Well, my ambition won out and after a bit of a rough start – new $200 battery in the car, and leaving within an hour of baby’s bedtime – we made it to the workshop. This was our first time seeing Dr. Christine Jones speak so we were both keen to be there and see her material.
The range of fields she covers (no pun intended) is breathtaking: from basic soil chemistry and physics to epigenetics, the microbiome, hydrology and botany, she does a rather epic job of weaving a very compelling story. One can easily see why she’s so popular.
She’s not particularly popular, however, with scientists. I should add that most ‘speaker scientists’ don’t seem to be; the dyed-in-the-wool academics seem to regard them thoroughly with skepticism. Questions like, “Where’s her funding coming from?” (private consulting clients, paid speaking gigs) and criticisms of gross oversimplification seem to be most common. The problem, though, is that with speaking with a laypublic, oversimplification is to some degree a necessity. That is not, of course, because they are stupid, but because they are not versed in the nuances of genetics and evolutionary theory, ecological processes, and complex organic chemistry. They are versed, however, in the daily functioning of their systems, and can often be just as or more skeptical. For them, stage advice comes with a sticker price: the cost of a recommended soil amendment, or a new seeding mix, or a different practice that might cost them production in the first year or two. In my experience it’s the people like me that don’t have commercially competitive agribusinesses and enterprises at stake that do the most damage in disseminating, often rather uncritically, the information we gather at workshops like these. We don’t necessarily have the scientific background to be skeptical in the ways the academics are, and don’t have the practical experience and wisdom to be skeptical in the way that real farmers and ranchers are. That’s a dangerous place to be.
Nonetheless, I try to come from both sides. I do have an academic background and also a farming one.
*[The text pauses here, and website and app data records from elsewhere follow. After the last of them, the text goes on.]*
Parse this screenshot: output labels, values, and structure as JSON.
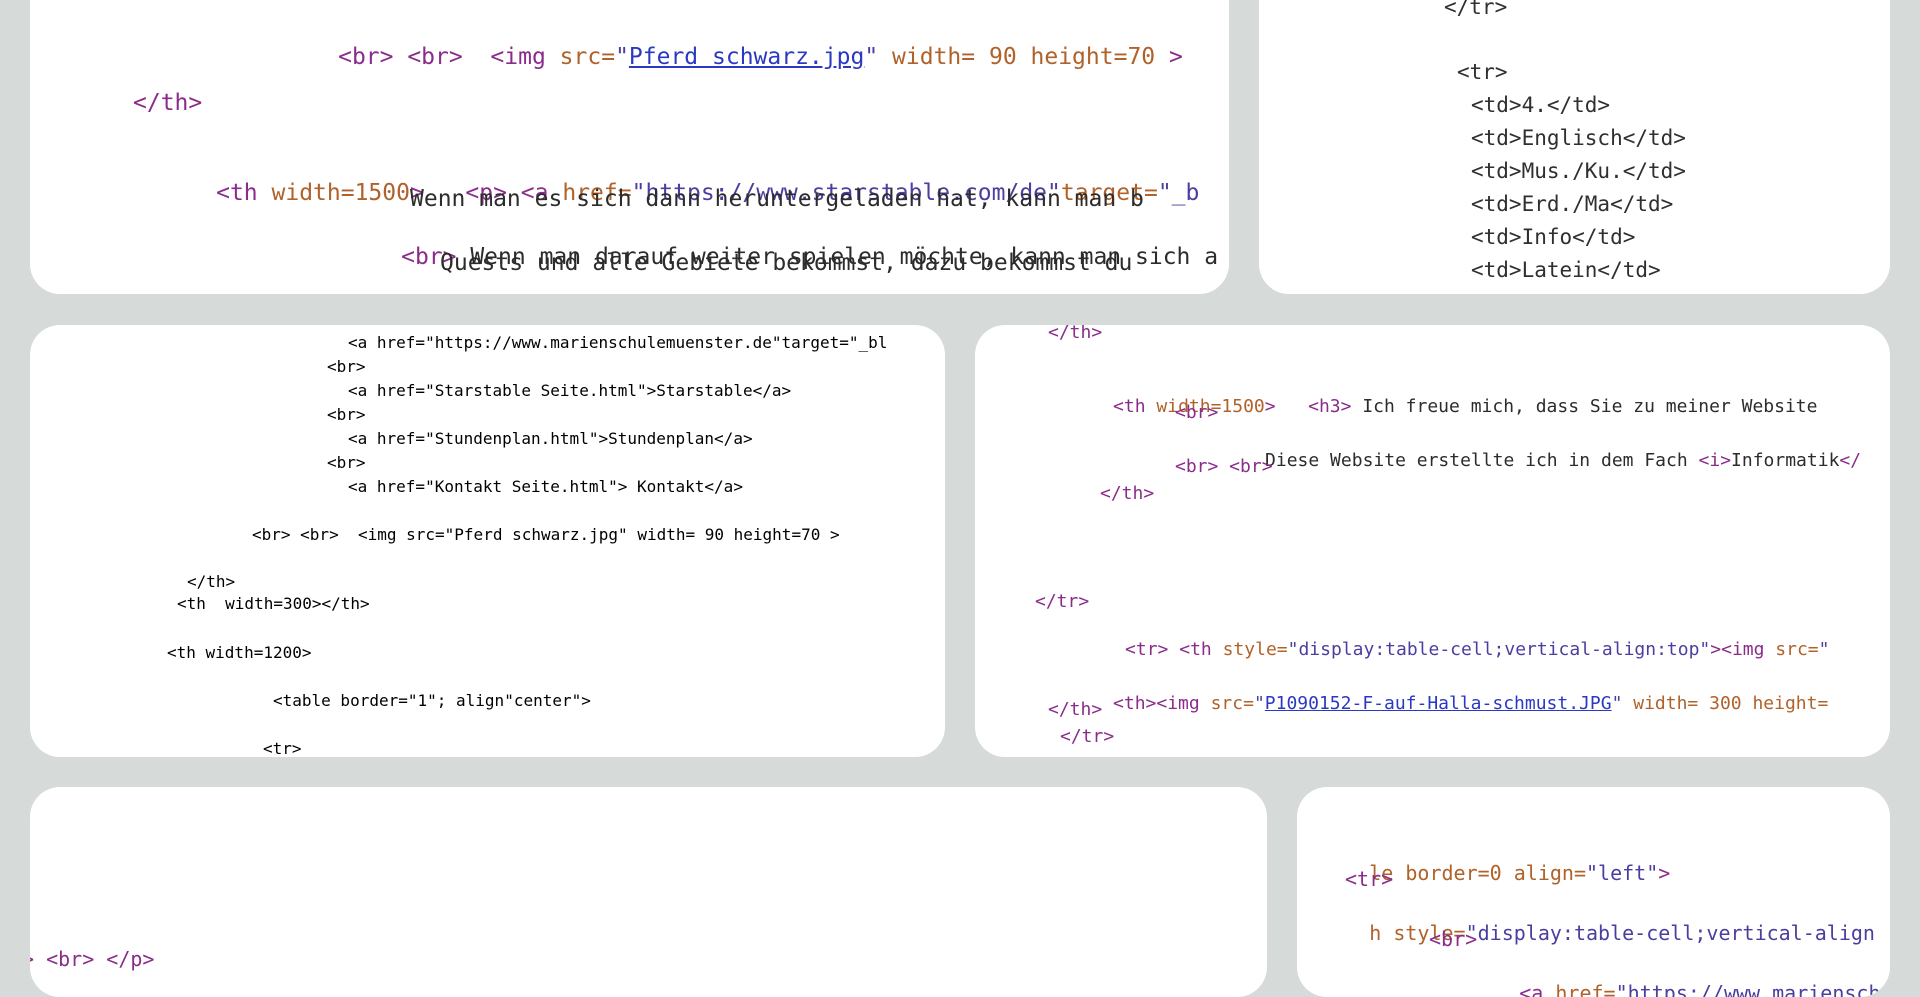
{
  "panel_top_left": {
    "lines": [
      [
        "<br> <br>  <img src=\"",
        "Pferd schwarz.jpg",
        "\" width= 90 height=70 >"
      ],
      [
        "</th>"
      ],
      [
        "<th width=1500>   <p> <a href=\"https://www.starstable.com/de\"target=\"_b"
      ],
      [
        "Wenn man es sich dann heruntergeladen hat, kann man b"
      ],
      [
        "<br> Wenn man darauf weiter spielen möchte, kann man sich a"
      ],
      [
        "Quests und alle Gebiete bekommst, dazu bekommst du"
      ]
    ]
  },
  "panel_top_right": {
    "lines": [
      "</tr>",
      "<tr>",
      "<td>4.</td>",
      "<td>Englisch</td>",
      "<td>Mus./Ku.</td>",
      "<td>Erd./Ma</td>",
      "<td>Info</td>",
      "<td>Latein</td>"
    ]
  },
  "panel_middle_left": {
    "lines": [
      "<a href=\"https://www.marienschulemuenster.de\"target=\"_bl",
      "<br>",
      "<a href=\"Starstable Seite.html\">Starstable</a>",
      "<br>",
      "<a href=\"Stundenplan.html\">Stundenplan</a>",
      "<br>",
      "<a href=\"Kontakt Seite.html\"> Kontakt</a>",
      "<br> <br>  <img src=\"Pferd schwarz.jpg\" width= 90 height=70 >",
      "</th>",
      "<th  width=300></th>",
      "<th width=1200>",
      "<table border=\"1\"; align\"center\">",
      "<tr>"
    ]
  },
  "panel_middle_right": {
    "lines": [
      "</th>",
      "<th width=1500>   <h3> Ich freue mich, dass Sie zu meiner Website",
      "<br>",
      "Diese Website erstellte ich in dem Fach <i>Informatik</",
      "<br> <br>",
      "</th>",
      "</tr>",
      "<tr> <th style=\"display:table-cell;vertical-align:top\"><img src=\"",
      "<th><img src=\"P1090152-F-auf-Halla-schmust.JPG\" width= 300 height=",
      "</th>",
      "</tr>"
    ]
  },
  "panel_bottom_left": {
    "lines": [
      "> <br> </p>"
    ]
  },
  "panel_bottom_right": {
    "lines": [
      "le border=0 align=\"left\">",
      "<tr>",
      "h style=\"display:table-cell;vertical-align",
      "<br>",
      "<a href=\"https://www.marienschule"
    ]
  }
}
I get that recommendations have to make fiscal sense as well as be scientifically sound and evidence-based. (This website could just as well be called Evidence-Based Regenerative Agriculture, but that’s more of a mouthful, isn’t it?).
At the same time, though, I can see the academics in the crowd with their blinders on. It really is hard to let go of advanced soil testing and relying on the numbers to guide your way, so when someone is saying to spend more time paying attention to the physical signs in the field – a well-developed rhizosheath, for instance, or taller growth, or reduced livestock disease – you’re still inclined to come back with a hearty wail for “More data, please!”. On the other hand, if you’re a practitioner you want the evidence, too, so that you can rely on the recommendations enough to trust that the physical signs are telling you what you think they are – that your soil is building, retaining more water; that there’s more biological diversity, better functioning, and greater resilience to drought than there was before employing a recommended practice.
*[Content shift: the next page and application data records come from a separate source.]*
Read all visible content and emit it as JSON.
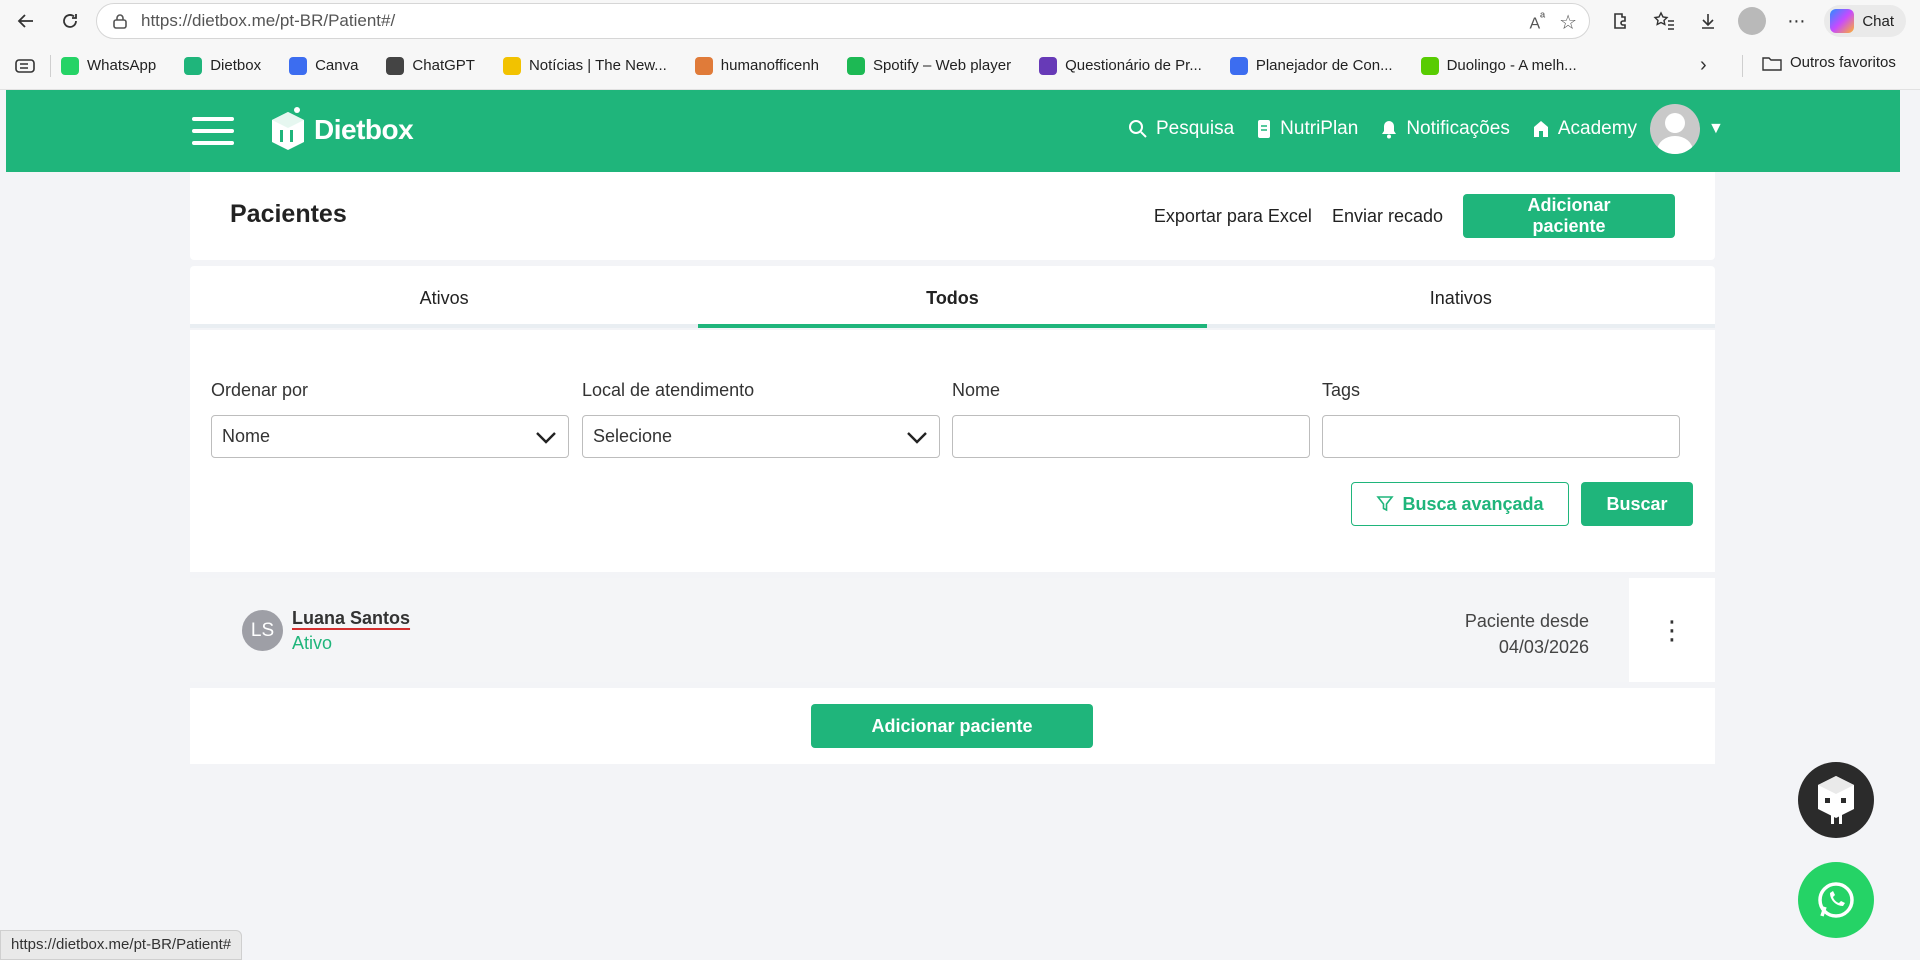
{
  "browser": {
    "url": "https://dietbox.me/pt-BR/Patient#/",
    "copilot_label": "Chat",
    "status_url": "https://dietbox.me/pt-BR/Patient#"
  },
  "bookmarks": {
    "items": [
      {
        "label": "WhatsApp",
        "icon": "whatsapp-icon",
        "color": "#25d366"
      },
      {
        "label": "Dietbox",
        "icon": "dietbox-icon",
        "color": "#1fb57b"
      },
      {
        "label": "Canva",
        "icon": "canva-icon",
        "color": "#3c6df0"
      },
      {
        "label": "ChatGPT",
        "icon": "chatgpt-icon",
        "color": "#444444"
      },
      {
        "label": "Notícias | The New...",
        "icon": "news-icon",
        "color": "#f2c200"
      },
      {
        "label": "humanofficenh",
        "icon": "share-icon",
        "color": "#e07b39"
      },
      {
        "label": "Spotify – Web player",
        "icon": "spotify-icon",
        "color": "#1db954"
      },
      {
        "label": "Questionário de Pr...",
        "icon": "forms-icon",
        "color": "#673ab7"
      },
      {
        "label": "Planejador de Con...",
        "icon": "canva-icon",
        "color": "#3c6df0"
      },
      {
        "label": "Duolingo - A melh...",
        "icon": "duolingo-icon",
        "color": "#58cc02"
      }
    ],
    "other_label": "Outros favoritos"
  },
  "header": {
    "brand": "Dietbox",
    "nav": [
      {
        "label": "Pesquisa",
        "icon": "search-icon"
      },
      {
        "label": "NutriPlan",
        "icon": "document-icon"
      },
      {
        "label": "Notificações",
        "icon": "bell-icon"
      },
      {
        "label": "Academy",
        "icon": "academy-icon"
      }
    ],
    "accent": "#1fb57b"
  },
  "page": {
    "title": "Pacientes",
    "export_label": "Exportar para Excel",
    "message_label": "Enviar recado",
    "add_label": "Adicionar paciente"
  },
  "tabs": [
    {
      "label": "Ativos",
      "active": false
    },
    {
      "label": "Todos",
      "active": true
    },
    {
      "label": "Inativos",
      "active": false
    }
  ],
  "filters": {
    "order_label": "Ordenar por",
    "order_value": "Nome",
    "location_label": "Local de atendimento",
    "location_value": "Selecione",
    "name_label": "Nome",
    "name_value": "",
    "tags_label": "Tags",
    "tags_value": "",
    "advanced_label": "Busca avançada",
    "search_label": "Buscar"
  },
  "patients": [
    {
      "initials": "LS",
      "name": "Luana Santos",
      "status": "Ativo",
      "since_label": "Paciente desde",
      "since_date": "04/03/2026"
    }
  ],
  "footer": {
    "add_label": "Adicionar paciente"
  }
}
What irks me is when, from either side, the response is first critical, without going back to the research, or saying, “Well, maybe – that’s an interesting finding”. And then going looking for evidence. We easily fall back on the data and research we know, on what we’ve already read and the pictures we’ve previously formed in our minds. It becomes incredibly difficult to change perspective, especially when you see someone with your level of education and even experience, having more fun, making more money, and getting better results than you do.
(That’s why we need to be more aware of our mental models… which maybe I’ll remember to explore in some future writing piece).